Restarting the peace process begins with admitting flaws in the MILF deal and the BBL, and how Aquino’s actions hurt their prospects.
Ombudsman Morales is back in the headlines blazing at the Binays. The newspaper that bannered her statements against Vice-President Jejomar Binay and his son, dismissed Makati Mayor Junjun Binay, noted: “Interestingly, the [Office of the Ombudsman, or OMB] issued its decisions a few weeks after Binay regained the top spot in voter preference polls in May’s presidential elections.”
The report cited decisions turning down motions for reconsideration by the younger Binay on his dismissal and the filing of charges last October.
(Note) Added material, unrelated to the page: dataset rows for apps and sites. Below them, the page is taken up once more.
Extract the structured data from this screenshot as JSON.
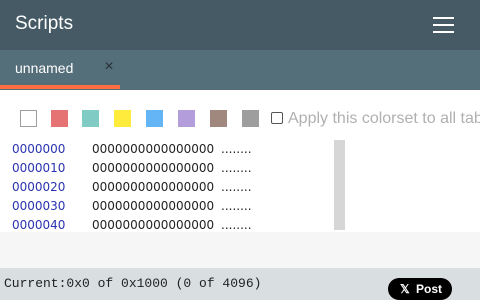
{
  "header": {
    "title": "Scripts",
    "menu_icon": "hamburger-menu-icon"
  },
  "tabs": [
    {
      "label": "unnamed",
      "close_icon": "close-icon",
      "close_glyph": "×",
      "active": true
    }
  ],
  "colors": {
    "header_bg": "#455a64",
    "tabbar_bg": "#546e7a",
    "active_tab_indicator": "#ff6e40",
    "offset_text": "#2a33b0"
  },
  "colorset": {
    "swatches": [
      {
        "name": "white",
        "color": "#ffffff"
      },
      {
        "name": "red",
        "color": "#e57373"
      },
      {
        "name": "teal",
        "color": "#80cbc4"
      },
      {
        "name": "yellow",
        "color": "#ffeb3b"
      },
      {
        "name": "blue",
        "color": "#64b5f6"
      },
      {
        "name": "purple",
        "color": "#b39ddb"
      },
      {
        "name": "brown",
        "color": "#a1887f"
      },
      {
        "name": "gray",
        "color": "#9e9e9e"
      }
    ],
    "apply_all_label": "Apply this colorset to all tab",
    "apply_all_checked": false
  },
  "hex_rows": [
    {
      "offset": "0000000",
      "bytes": "0000000000000000",
      "ascii": "........"
    },
    {
      "offset": "0000010",
      "bytes": "0000000000000000",
      "ascii": "........"
    },
    {
      "offset": "0000020",
      "bytes": "0000000000000000",
      "ascii": "........"
    },
    {
      "offset": "0000030",
      "bytes": "0000000000000000",
      "ascii": "........"
    },
    {
      "offset": "0000040",
      "bytes": "0000000000000000",
      "ascii": "........"
    }
  ],
  "status": {
    "text": "Current:0x0 of 0x1000 (0 of 4096)"
  },
  "post_button": {
    "icon": "x-logo-icon",
    "icon_glyph": "𝕏",
    "label": "Post"
  }
}
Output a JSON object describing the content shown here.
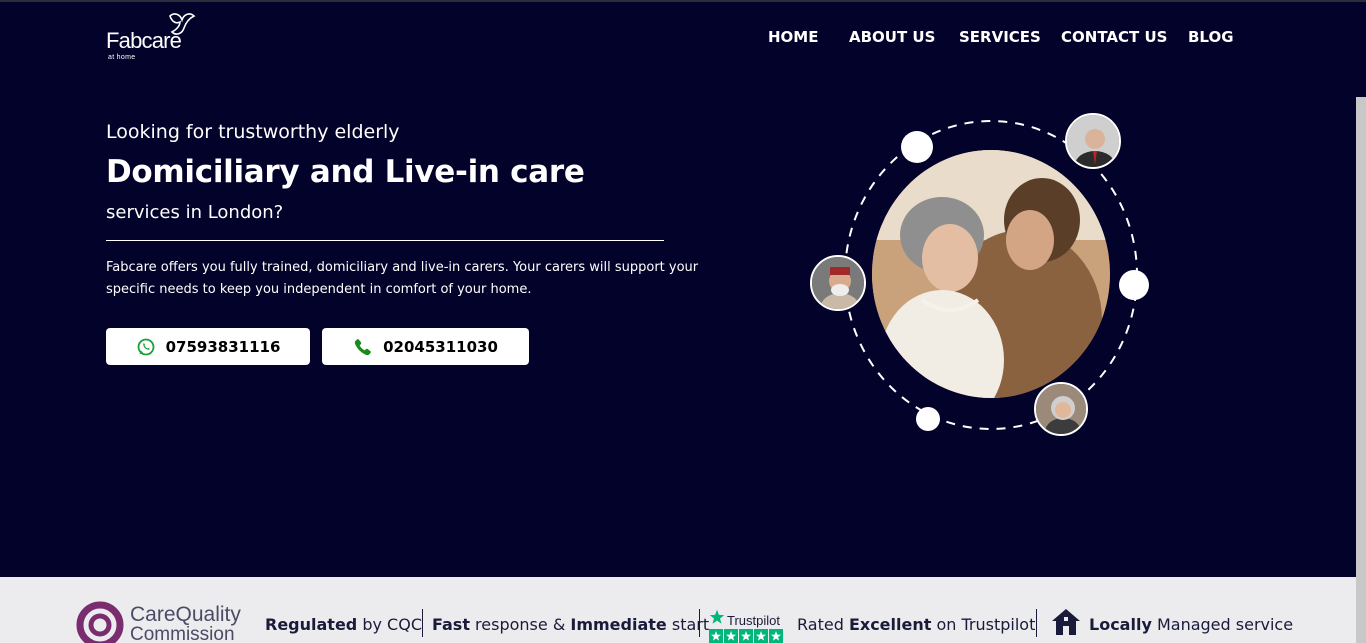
{
  "brand": {
    "name": "Fabcare",
    "tagline": "at home"
  },
  "nav": {
    "items": [
      {
        "label": "HOME"
      },
      {
        "label": "ABOUT US"
      },
      {
        "label": "SERVICES"
      },
      {
        "label": "CONTACT US"
      },
      {
        "label": "BLOG"
      }
    ]
  },
  "hero": {
    "intro": "Looking for trustworthy elderly",
    "headline": "Domiciliary and Live-in care",
    "sub": "services in London?",
    "description": "Fabcare offers you fully trained, domiciliary and live-in carers. Your carers will support your specific needs to keep you independent in comfort of your home.",
    "whatsapp_number": "07593831116",
    "phone_number": "02045311030"
  },
  "trust_bar": {
    "cqc_line1": "CareQuality",
    "cqc_line2": "Commission",
    "regulated_bold": "Regulated",
    "regulated_rest": " by CQC",
    "fast_bold": "Fast",
    "fast_mid": " response & ",
    "fast_bold2": "Immediate",
    "fast_rest": " start",
    "trustpilot_label": "Trustpilot",
    "rated_pre": "Rated ",
    "rated_bold": "Excellent",
    "rated_post": " on Trustpilot",
    "local_bold": "Locally",
    "local_rest": " Managed service"
  },
  "colors": {
    "background": "#03022a",
    "strip": "#ececee",
    "whatsapp_green": "#1f9e3c",
    "phone_green": "#1a8a1a",
    "cqc_purple": "#7a2d6e",
    "trustpilot_green": "#00b67a"
  },
  "icons": {
    "whatsapp": "whatsapp-icon",
    "phone": "phone-icon",
    "home": "home-icon",
    "star": "star-icon",
    "logo_bird": "bird-icon"
  }
}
The news writer perhaps wondered why it took three months to determine that there was nothing new in the MRs. And Morales’s insistence that she can investigate the VP just repeats her past position.
What may add to speculation that her statements were timed just before the official start of campaigning today is her silence on a more topical matter: the finding by Senator Grace Poe’s committee last week that Transportation and Communications Secretary Jose Emilio Abaya should be charged in the corruption case filed by the OMB over the anomalous Metro Rail Transit maintenance contract.
Doesn’t that direct and open challenge to the Ombudsman’s decision to let Abaya off the hook, warrant a more urgent response before her regurgitated spiels on the VP and his son?
Speaking of her avowed constitutional authority to probe impeachable officials, can Morales please update the nation on her investigation of Aquino’s P157-billion Disbursement Acceleration Program, the biggest malversation in Philippine history?
The Supreme Court ordered her one and a half years ago to probe and charge DAP “authors” (see http://www.manilatimes.net/how-the-ombudsman-can-prove-she-is-not-biased/226156/ ). The OMB got the DAP field report back in September. Morales also said then that President Aquino and the Budget Department were respondents.
Her probe is helped by the Supreme Court’s finding, cited in its unanimous decision voiding DAP last July: “Upon careful review of the documents contained in the seven evidence packets [in the case], we conclude that the ‘savings’ pooled under the DAP were allocated to PAPs [programs and projects]not covered by any appropriations in the pertinent GAAs” or national budget laws.
If disbursing public funds with no budget isn’t malversation, what is?
Hence, Filipinos want to know if Aquino, who signed and approved hundreds of DAP disbursements, would face preliminary investigation and possible prosecution when his term ends — or go scot-free like Abaya?
The foundlings’ advocate
Our final woman appointee of Aquino has taken up the cudgels for another lady who, many political pundits say, is his last hope for protection from prison after his immunity from prosecution ends.
Chief Justice Maria Lourdes Sereno has set aside the CJ’s usual and rightful reserve in controversial cases, and vigorously argued for a decision reversing the Commission on Elections ruling disqualifying Senator Poe as presidential candidate.
Many articles have expertly and eloquently expounded on Poe’s petition and Sereno’s advocacy for foundlings. Most telling of their points are the Judiciary’s duty to interpret laws, not amend them; and to put the people’s sovereign will as expressed in the Constitution above the wishes of one segment, no matter how heart-rending.
Or one man, no matter how powerful.